But as any audiophile will tell you, £239 does not generally buy you even a pair of premium headphones, let alone a full-blown audio system. So what exactly has Philips squeezed into this attractive system to make it throw around terms like 'audiophile'? We had to find out.
Taking the MCD908 out of its box was an interesting experience. Firstly, it rocks a solid build quality we weren't expecting; secondly, the speakers weigh a tonne. They're each housed in monumentally heavy and attractive wooden enclosures. They compliment two aluminium separates, the snazziest of which displays the system's seductive, if now a little gimmicky, valves in all their glory.
To the rear is a stash of inputs and outputs, though connectivity with Philips' own iPod/GoGear dock was notable by its absence. Along with composite and component outputs, you'll find HDMI, digital optical out, stereo phono inputs and outputs, even Scart, should you still be clinging to an older television.
The MCD908 is a pretty nicely-specced piece of equipment. Aside from upscaling DVDs to 720p or 1080i, it'll pump them through either a component or HDMI cable. It'll also play DivX movies, VCDs, MP3 and Picture discs, and 12-bit video processing should deliver a decent image quality. Bear in mind this won't handle your Blu-ray or HD-DVD discs -- it's purely for good ol' standard DVD and CD. Oh, but it will let you listen to FM radio!

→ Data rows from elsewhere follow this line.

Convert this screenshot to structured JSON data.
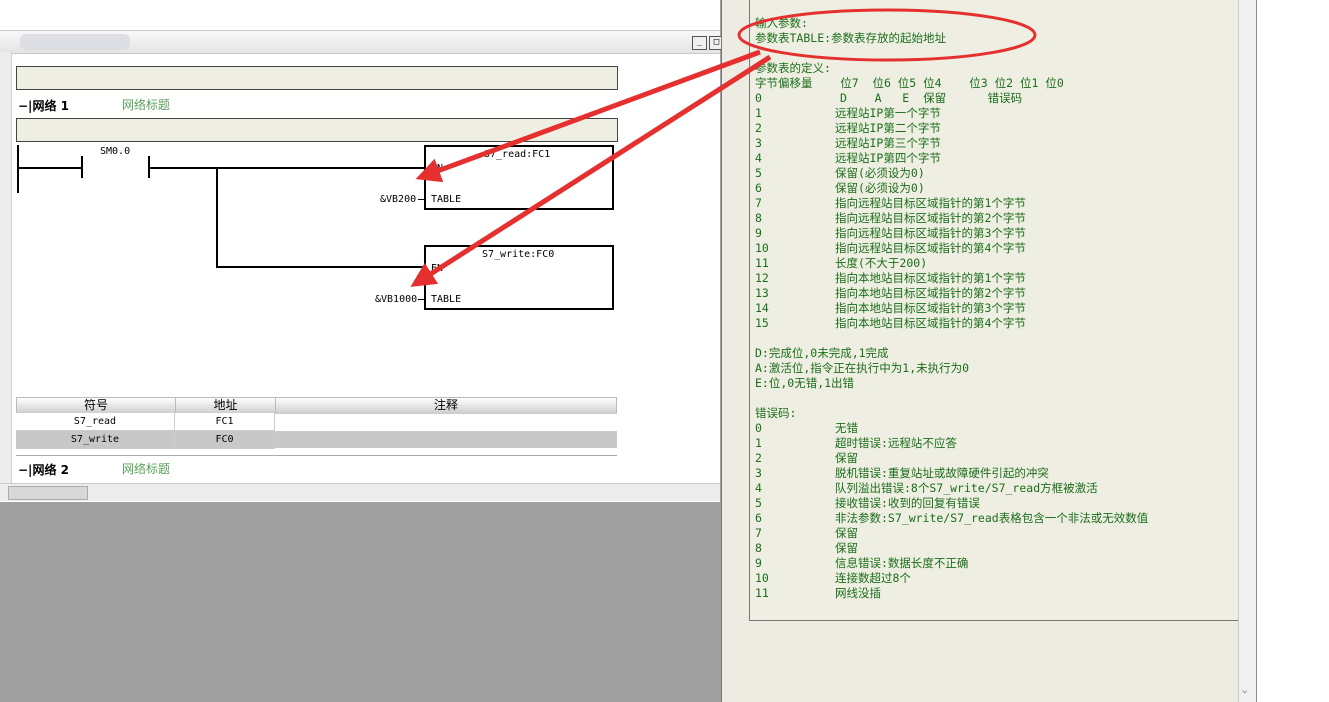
{
  "editor": {
    "networks": [
      {
        "label": "网络 1",
        "title": "网络标题"
      },
      {
        "label": "网络 2",
        "title": "网络标题"
      }
    ],
    "contact": "SM0.0",
    "blocks": [
      {
        "name": "S7_read:FC1",
        "en": "EN",
        "param": "TABLE",
        "input": "&VB200"
      },
      {
        "name": "S7_write:FC0",
        "en": "EN",
        "param": "TABLE",
        "input": "&VB1000"
      }
    ],
    "symbol_table": {
      "headers": [
        "符号",
        "地址",
        "注释"
      ],
      "rows": [
        {
          "symbol": "S7_read",
          "address": "FC1",
          "comment": ""
        },
        {
          "symbol": "S7_write",
          "address": "FC0",
          "comment": ""
        }
      ]
    },
    "window_buttons": [
      "_",
      "□"
    ]
  },
  "help": {
    "input_title": "输入参数:",
    "input_table": "参数表TABLE:参数表存放的起始地址",
    "def_title": "参数表的定义:",
    "def_header": "字节偏移量    位7  位6 位5 位4    位3 位2 位1 位0",
    "rows": [
      {
        "o": "0",
        "t": "D    A   E  保留      错误码"
      },
      {
        "o": "1",
        "t": "远程站IP第一个字节"
      },
      {
        "o": "2",
        "t": "远程站IP第二个字节"
      },
      {
        "o": "3",
        "t": "远程站IP第三个字节"
      },
      {
        "o": "4",
        "t": "远程站IP第四个字节"
      },
      {
        "o": "5",
        "t": "保留(必须设为0)"
      },
      {
        "o": "6",
        "t": "保留(必须设为0)"
      },
      {
        "o": "7",
        "t": "指向远程站目标区域指针的第1个字节"
      },
      {
        "o": "8",
        "t": "指向远程站目标区域指针的第2个字节"
      },
      {
        "o": "9",
        "t": "指向远程站目标区域指针的第3个字节"
      },
      {
        "o": "10",
        "t": "指向远程站目标区域指针的第4个字节"
      },
      {
        "o": "11",
        "t": "长度(不大于200)"
      },
      {
        "o": "12",
        "t": "指向本地站目标区域指针的第1个字节"
      },
      {
        "o": "13",
        "t": "指向本地站目标区域指针的第2个字节"
      },
      {
        "o": "14",
        "t": "指向本地站目标区域指针的第3个字节"
      },
      {
        "o": "15",
        "t": "指向本地站目标区域指针的第4个字节"
      }
    ],
    "bits": [
      "D:完成位,0未完成,1完成",
      "A:激活位,指令正在执行中为1,未执行为0",
      "E:位,0无错,1出错"
    ],
    "err_title": "错误码:",
    "errors": [
      {
        "o": "0",
        "t": "无错"
      },
      {
        "o": "1",
        "t": "超时错误:远程站不应答"
      },
      {
        "o": "2",
        "t": "保留"
      },
      {
        "o": "3",
        "t": "脱机错误:重复站址或故障硬件引起的冲突"
      },
      {
        "o": "4",
        "t": "队列溢出错误:8个S7_write/S7_read方框被激活"
      },
      {
        "o": "5",
        "t": "接收错误:收到的回复有错误"
      },
      {
        "o": "6",
        "t": "非法参数:S7_write/S7_read表格包含一个非法或无效数值"
      },
      {
        "o": "7",
        "t": "保留"
      },
      {
        "o": "8",
        "t": "保留"
      },
      {
        "o": "9",
        "t": "信息错误:数据长度不正确"
      },
      {
        "o": "10",
        "t": "连接数超过8个"
      },
      {
        "o": "11",
        "t": "网线没插"
      }
    ]
  },
  "colors": {
    "annotation": "#e53030",
    "help_text": "#1a6e1a",
    "network_title": "#5aa05a"
  }
}
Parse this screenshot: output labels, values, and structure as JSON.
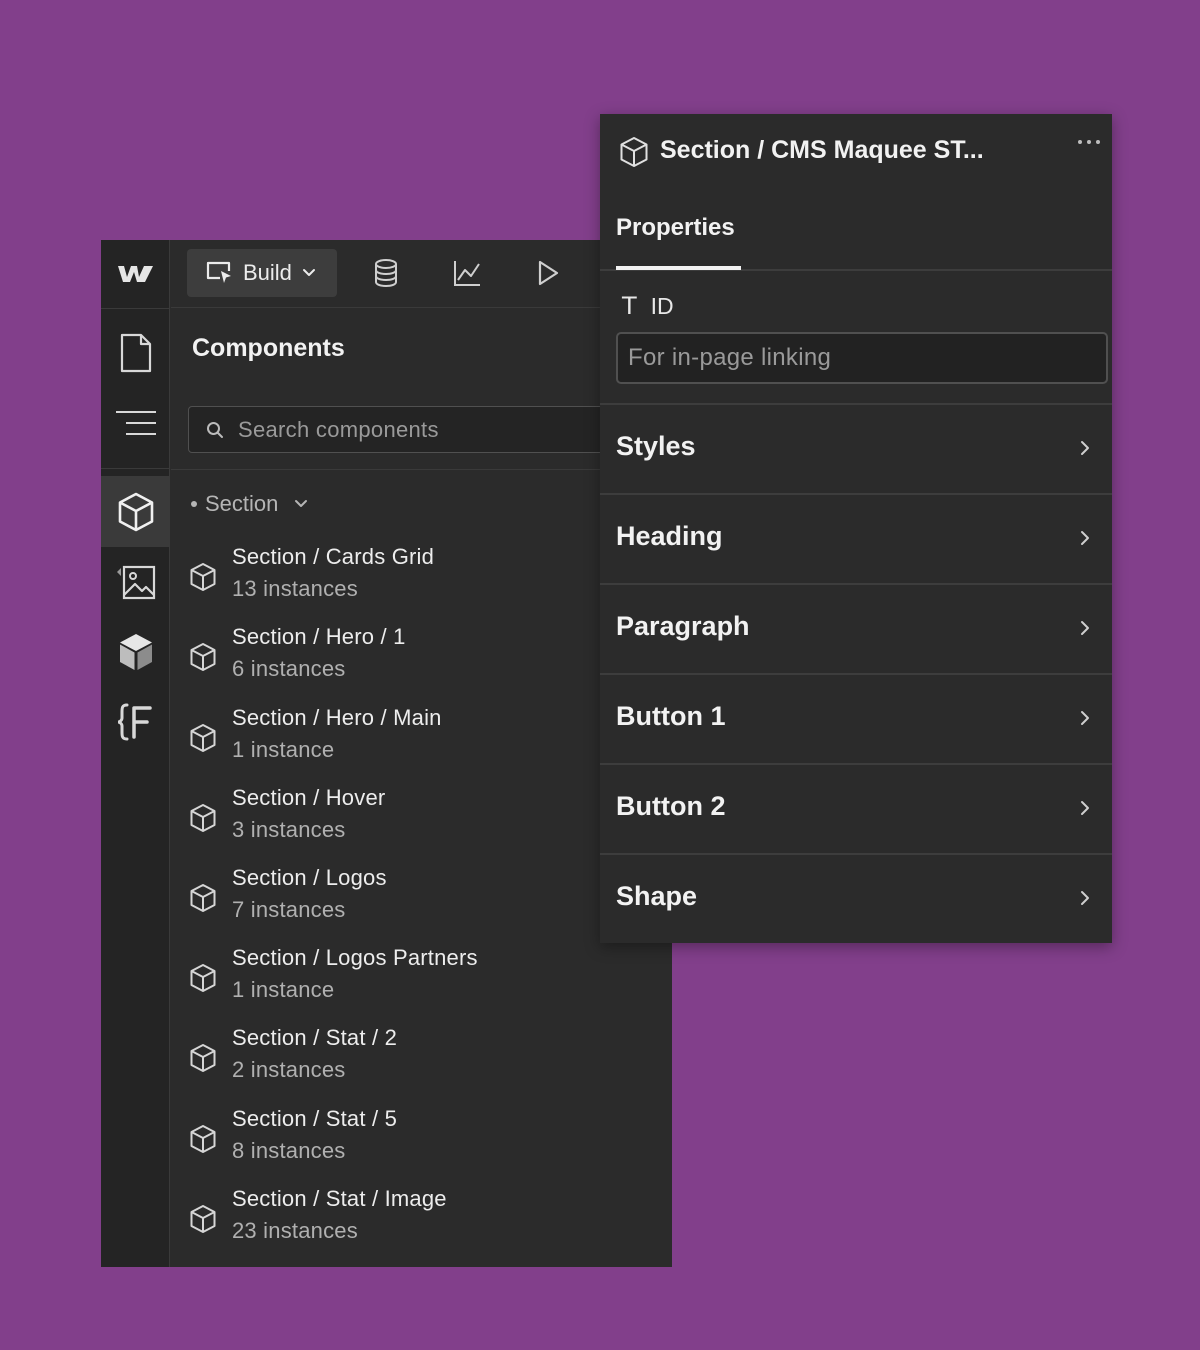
{
  "colors": {
    "background": "#823f8b",
    "panel": "#2b2b2b",
    "rail": "#242424",
    "text": "#e6e6e6",
    "muted": "#9a9a9a"
  },
  "left_panel": {
    "logo_icon": "webflow-logo-icon",
    "toolbar": {
      "build_label": "Build",
      "icons": [
        "cursor-box-icon",
        "chevron-down-icon",
        "database-icon",
        "line-chart-icon",
        "play-icon"
      ]
    },
    "rail_icons": [
      "page-icon",
      "navigator-icon",
      "components-icon",
      "assets-icon",
      "cube-solid-icon",
      "variables-icon"
    ],
    "components": {
      "title": "Components",
      "search_placeholder": "Search components",
      "group_label": "Section",
      "items": [
        {
          "name": "Section / Cards Grid",
          "count": "13 instances"
        },
        {
          "name": "Section / Hero / 1",
          "count": "6 instances"
        },
        {
          "name": "Section / Hero / Main",
          "count": "1 instance"
        },
        {
          "name": "Section / Hover",
          "count": "3 instances"
        },
        {
          "name": "Section / Logos",
          "count": "7 instances"
        },
        {
          "name": "Section / Logos Partners",
          "count": "1 instance"
        },
        {
          "name": "Section / Stat / 2",
          "count": "2 instances"
        },
        {
          "name": "Section / Stat / 5",
          "count": "8 instances"
        },
        {
          "name": "Section / Stat / Image",
          "count": "23 instances"
        }
      ]
    }
  },
  "right_panel": {
    "title": "Section / CMS Maquee ST...",
    "tab_label": "Properties",
    "id_field": {
      "type_glyph": "T",
      "label": "ID",
      "placeholder": "For in-page linking"
    },
    "sections": [
      "Styles",
      "Heading",
      "Paragraph",
      "Button 1",
      "Button 2",
      "Shape"
    ]
  }
}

Of course, one of the most promoted features on offer is the valve preamp which, combined with the class 'D' amplifier, raises the question of whether this is primarily a home cinema or a music system.
Each speaker is loaded with both neodymium ribbon tweeters and silk dome tweeters, along with a large woofer. True to Philips' own word, this kind of technology is typically reserved for the audiophile system, and usually enhances sonic accuracy and timing.
After the 30-second warm up of the valves, our initial time with the MCD908 was spent enjoying some of our favourite tunes. Immediately, the difference in sound quality made by the valves was noticeable. The system gives a definite warmth to the tone of music and anything with prominent vocals and string instruments has a subtler flavour. Whether this matters to you depends on whether you spent the 80s rocking out with tube amps.
Upon more extensive listening we noticed flaws. Firstly, the rich layers of instrumentation in 'Overture 1928' by Dream Theater sounded too blended together for our liking. This emotional song shouldn't sound like it's being played in a kitchen -- even if you're listening in a kitchen. A slightly overpowering bass interfered with other layers, though this does add a substantial dollop of oomph to explosions in Die Hard.
This performance is perfectly acceptable for the price, though, especially considering its build and general usefulness as a system. But if you're looking to pick out hidden notes in art-rock songs, you may struggle. We were also somewhat annoyed by the subtle clicks heard when increasing volume during music playback.
Switching to some DVD action was okay but not outstanding. Upscaling movies to 720p on a 40-inch LCD HDTV will give the average user a picture quality he won't complain too much about. However, very noticeable interlacing artefacts could be seen around the edges of the flailing arms of a cheering mob in The Simpsons, even when upscaled.
The MCD908 gets top marks for effort, but a 'See me' for performance. Philips has built an attractive and powerful system that's packed with excellent components, but it just fails to deliver what it promises. Its audiophile intent results, simply, in plain audio.
However, this is still a system that costs little more than a couple of hundred quid, and it'll upscale, pipe movies over HDMI, blow your ear drums with volume and it looks good, too. You probably won't be disappointed as long as you don't hand over cash expecting something an audiophile would happily use in his own home.
Edited by Jason Jenkins
Additional editing by Shannon Doubleday